Fayetteville spokesperson Ann Marie Burdett on Nov. 3 said Fire Chief Alan Jones has transitioned to become the City of Fayetteville’s full-time Assistant City Manager after 24 years as chief and after more than 33 years in the service, all of which were spent with the Fayetteville Fire Department.

Deputy Chief Linda Black, a 38-year fire service veteran, who has been with Fayetteville more than 25 years, has been named the city’s interim Fire Chief, Burdett said.

Burdett said Jones on Monday morning keyed up for the last time on dispatch radio as “901,” the designated call number for fire chief, and then he signed off and went “out of service.” Chief Black went out of service as “902,” the designated call number for deputy fire chief, and then she officially went in service as “901.”
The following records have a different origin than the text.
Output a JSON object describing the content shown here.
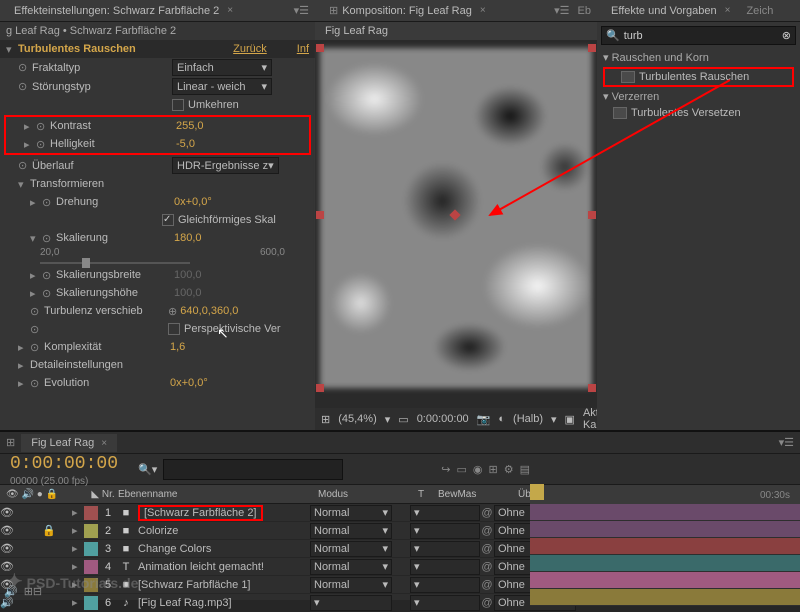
{
  "effectPanel": {
    "title": "Effekteinstellungen: Schwarz Farbfläche 2",
    "breadcrumb": "g Leaf Rag • Schwarz Farbfläche 2",
    "effectName": "Turbulentes Rauschen",
    "resetLabel": "Zurück",
    "infoLabel": "Inf",
    "props": {
      "fraktaltyp": {
        "label": "Fraktaltyp",
        "value": "Einfach"
      },
      "stoerungstyp": {
        "label": "Störungstyp",
        "value": "Linear - weich"
      },
      "umkehren": {
        "label": "Umkehren"
      },
      "kontrast": {
        "label": "Kontrast",
        "value": "255,0"
      },
      "helligkeit": {
        "label": "Helligkeit",
        "value": "-5,0"
      },
      "ueberlauf": {
        "label": "Überlauf",
        "value": "HDR-Ergebnisse z"
      },
      "transformieren": {
        "label": "Transformieren"
      },
      "drehung": {
        "label": "Drehung",
        "value": "0x+0,0°"
      },
      "gleichfoermig": {
        "label": "Gleichförmiges Skal"
      },
      "skalierung": {
        "label": "Skalierung",
        "value": "180,0"
      },
      "skalMin": "20,0",
      "skalMax": "600,0",
      "skalierungsbreite": {
        "label": "Skalierungsbreite",
        "value": "100,0"
      },
      "skalierungshoehe": {
        "label": "Skalierungshöhe",
        "value": "100,0"
      },
      "turbulenz": {
        "label": "Turbulenz verschieb",
        "value": "640,0,360,0"
      },
      "perspektiv": {
        "label": "Perspektivische Ver"
      },
      "komplexitaet": {
        "label": "Komplexität",
        "value": "1,6"
      },
      "detail": {
        "label": "Detaileinstellungen"
      },
      "evolution": {
        "label": "Evolution",
        "value": "0x+0,0°"
      }
    }
  },
  "compPanel": {
    "title": "Komposition: Fig Leaf Rag",
    "subtab": "Fig Leaf Rag",
    "adjTab": "Eb",
    "footer": {
      "zoom": "(45,4%)",
      "time": "0:00:00:00",
      "resolution": "(Halb)",
      "camera": "Aktive Kamera"
    }
  },
  "effectsLib": {
    "title": "Effekte und Vorgaben",
    "adjTab": "Zeich",
    "search": "turb",
    "groups": [
      {
        "name": "Rauschen und Korn",
        "items": [
          "Turbulentes Rauschen"
        ]
      },
      {
        "name": "Verzerren",
        "items": [
          "Turbulentes Versetzen"
        ]
      }
    ]
  },
  "timeline": {
    "compName": "Fig Leaf Rag",
    "timecode": "0:00:00:00",
    "fps": "00000 (25.00 fps)",
    "headers": {
      "nr": "Nr.",
      "name": "Ebenenname",
      "modus": "Modus",
      "t": "T",
      "bewmas": "BewMas",
      "parent": "Übergeordnet"
    },
    "ruler30s": "00:30s",
    "layers": [
      {
        "nr": "1",
        "name": "[Schwarz Farbfläche 2]",
        "mode": "Normal",
        "parent": "Ohne",
        "color": "#a05050",
        "highlighted": true,
        "locked": false
      },
      {
        "nr": "2",
        "name": "Colorize",
        "mode": "Normal",
        "parent": "Ohne",
        "color": "#a0a050",
        "locked": true
      },
      {
        "nr": "3",
        "name": "Change Colors",
        "mode": "Normal",
        "parent": "Ohne",
        "color": "#50a0a0",
        "locked": false
      },
      {
        "nr": "4",
        "name": "Animation leicht gemacht!",
        "mode": "Normal",
        "parent": "Ohne",
        "color": "#a05a80",
        "locked": false,
        "textLayer": true
      },
      {
        "nr": "5",
        "name": "[Schwarz Farbfläche 1]",
        "mode": "Normal",
        "parent": "Ohne",
        "color": "#8a7a3a",
        "locked": false
      },
      {
        "nr": "6",
        "name": "[Fig Leaf Rag.mp3]",
        "mode": "",
        "parent": "Ohne",
        "color": "#50a0a0",
        "locked": false,
        "audio": true
      }
    ]
  },
  "watermark": "PSD-Tutorials.de"
}
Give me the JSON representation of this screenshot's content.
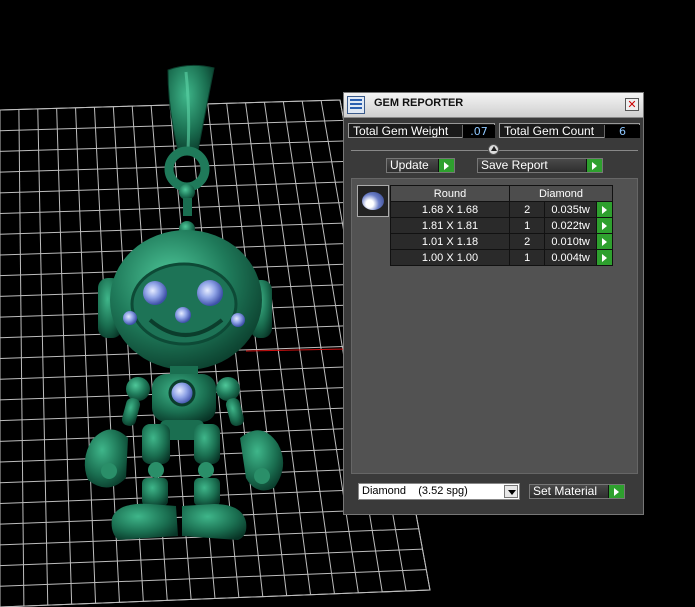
{
  "panel": {
    "title": "GEM REPORTER",
    "close_glyph": "✕",
    "total_gem_weight_label": "Total Gem Weight",
    "total_gem_weight_value": ".07",
    "total_gem_count_label": "Total Gem Count",
    "total_gem_count_value": "6",
    "update_label": "Update",
    "save_report_label": "Save Report",
    "table": {
      "headers": [
        "Round",
        "Diamond"
      ],
      "rows": [
        {
          "size": "1.68 X 1.68",
          "count": "2",
          "weight": "0.035tw"
        },
        {
          "size": "1.81 X 1.81",
          "count": "1",
          "weight": "0.022tw"
        },
        {
          "size": "1.01 X 1.18",
          "count": "2",
          "weight": "0.010tw"
        },
        {
          "size": "1.00 X 1.00",
          "count": "1",
          "weight": "0.004tw"
        }
      ]
    },
    "material_select": "Diamond    (3.52 spg)",
    "set_material_label": "Set Material"
  },
  "icons": [
    "gem-reporter-app-icon",
    "close-icon",
    "slider-knob-icon",
    "play-arrow-icon",
    "round-gem-icon",
    "dropdown-arrow-icon"
  ],
  "colors": {
    "model_green": "#1f7a5a",
    "play_green": "#2ea02e",
    "value_blue": "#8fc8ff",
    "panel_bg": "#3a3a3a",
    "grid_line": "#bfbfbf",
    "axis_red": "#d01010"
  }
}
Chief Black joined the Henry County Fire Department in 1983 as an emergency medical technician (EMT), and she soon became a firefighter. She then joined the Fayette County Department of Fire and Emergency Services in 1987 as a Firefighter/Paramedic and was quickly promoted to lieutenant, said Burdett.

Black joined the Fayetteville Fire Department as the Fire Safety Educator in April 1996, and she was later promoted to Training Officer. When Jones was promoted to Interim Chief in October 1997, he promoted Black to the rank of Captain, which at that time also served as the Deputy Chief role, Burdett added.

“Since 2014, Jones served a dual role for the City of Fayetteville as both Fire Chief and Assistant City Manager. He will now focus fully on his Assistant City Manager role,” Burdett said.

Though stepping aside as chief to concentrate his efforts in another capacity, Jones centered his comments, not so much on the strides made in fire service during the ongoing growth and evolution of Fayetteville, but with the department in the future.

“I’m only the caretaker on behalf of the citizens,” said Jones. “There are many capable people in the department who will carry on and accomplish more as opportunities become available.”